Singapore home sales lead the way in Mingtiandi’s roundup of Asia real estate headlines today after deals for new housing took a 30 percent jump, while a Chinese e-commerce giant and a large mainland developer are among the shortlisted bidders for a German retailer’s $2 billion mainland cash-and-carry business.
In other news around the region, with its former chairman serving an 18-year fraud sentence a Beijing insurer is said to be offering its New York office condo at a hefty discount, and Hong Kong investors are reported to be stepping up their home searches in Malaysia and Canada.
Elsewhere, a top executive at Hong Kong’s second largest developer says he fears the trade war more than the protests, while some cities in China have requested that buildings drop their Western names.
Property developers, under pressure from a substantial pipeline, pushed out nine new projects last month following a lull in April, but the bulk of last month’s sales came from earlier launches, analysts say.
Developers sold 952 units, up nearly 30 per cent from 735 units in April, but down 15 per cent from the 1,122 units booked in May last year. This is according to figures released by the Urban Redevelopment Authority (URA) yesterday. Read more>>

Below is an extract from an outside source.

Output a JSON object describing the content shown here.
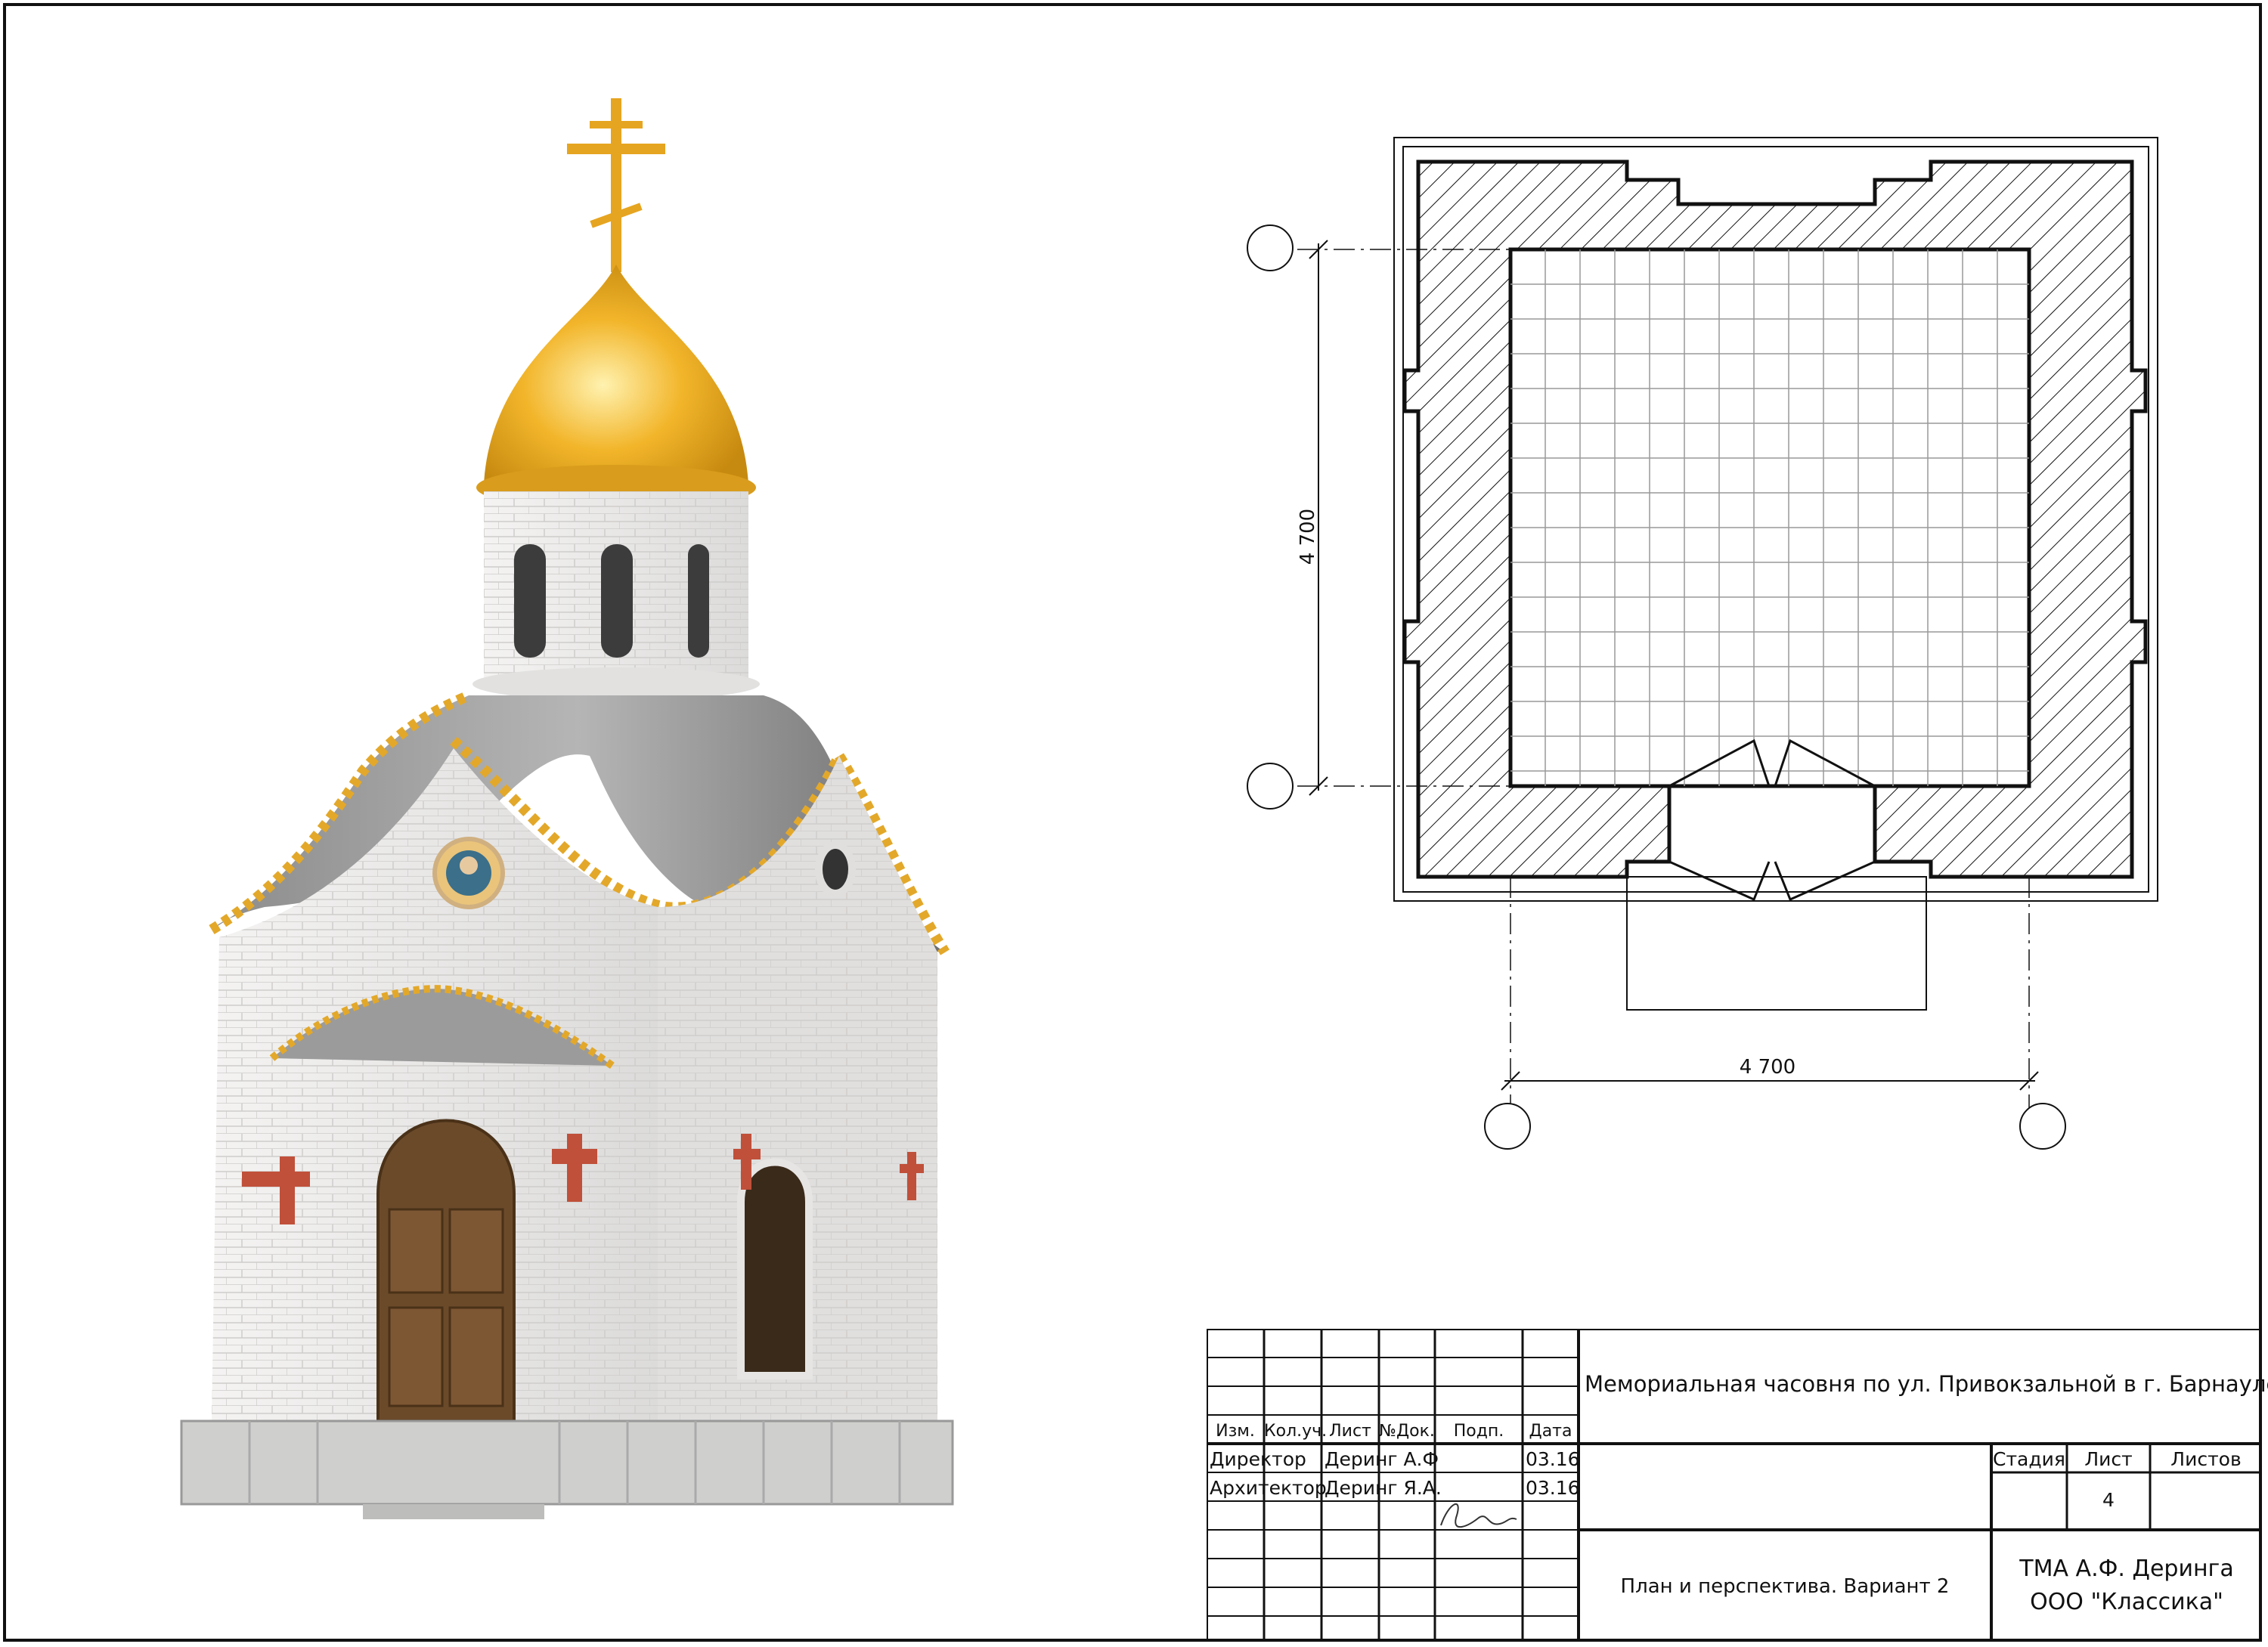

Eight, not four, bidders have until June 10 to lodge a non-binding bid for the cash-and-carry business Metro China, which is estimated to be worth between $1.5 and $2 billion.
With eight consortiums in the running, the price is more likely to be at the higher end of the scale. Alibaba – in partnership with Taiwanese retailer RT-Mart International – and US retail giant Walmart, which already has 400 hypermarkets in China, are also on the shortlist. Read more>>
The number of Japanese companies operating in China has fallen by about 2 percent from three years ago, a new survey shows, with retailers leading the way to the exit as the number of Japanese store operators fell 6 percent since 2016.
As of May this year, 13,685 Japanese companies had a presence in China, down by 249 since 2016, when Tokyo credit research agency Teikoku Databank conducted the last survey of this kind. The 2019 tally was about 5 percent lower than the peak of 14,394 recorded in 2012. Read more>>
Anbang Insurance Group has decided to sell off another one of its pricey Manhattan properties. And this one could go at a steep discount.
The Beijing-based conglomerate has put the office condominium at 717 Fifth Avenue up for sale, according to US media accounts. Anbang, which became a poster child for China’s extreme appetite for overseas acquisitions, is shooting for a sales price north of $200 million, which could be roughly half the $415 million that the insurance giant paid for the property four years ago. Read more>>
The massive street protests triggered by the extradition bill will not have as big an impact on the city’s property market as the US-China trade war, according to a top executive of CK Asset Holdings, Hong Kong’s second largest developer.
CK Asset Holdings is the first major developer from Hong Kong to publicly comment on the impact of the extradition bill on the property market. Read more>>
Real estate agents in Vancouver have noticed something unusual in the past few weeks.
For the first time in recent memory, the number of Hong Kong Chinese attending open-house showings has exceeded that of mainland Chinese buyers, who have been a visible presence in the city’s real estate market over the past decade. Read more>>
These days, many city dwellers across China live in the Champs-Elysees, shop in California Plaza and dine on Capitol Hill.
These have been some of the most popular names for Chinese residential and commercial buildings. But maybe not for much longer. Cities across China are starting to get rid of foreign-sounding names on buildings, roads, shopping malls and commercial centers, choosing new ones to represent Chinese culture and adhere to the requests of the Communist Party. Read more>>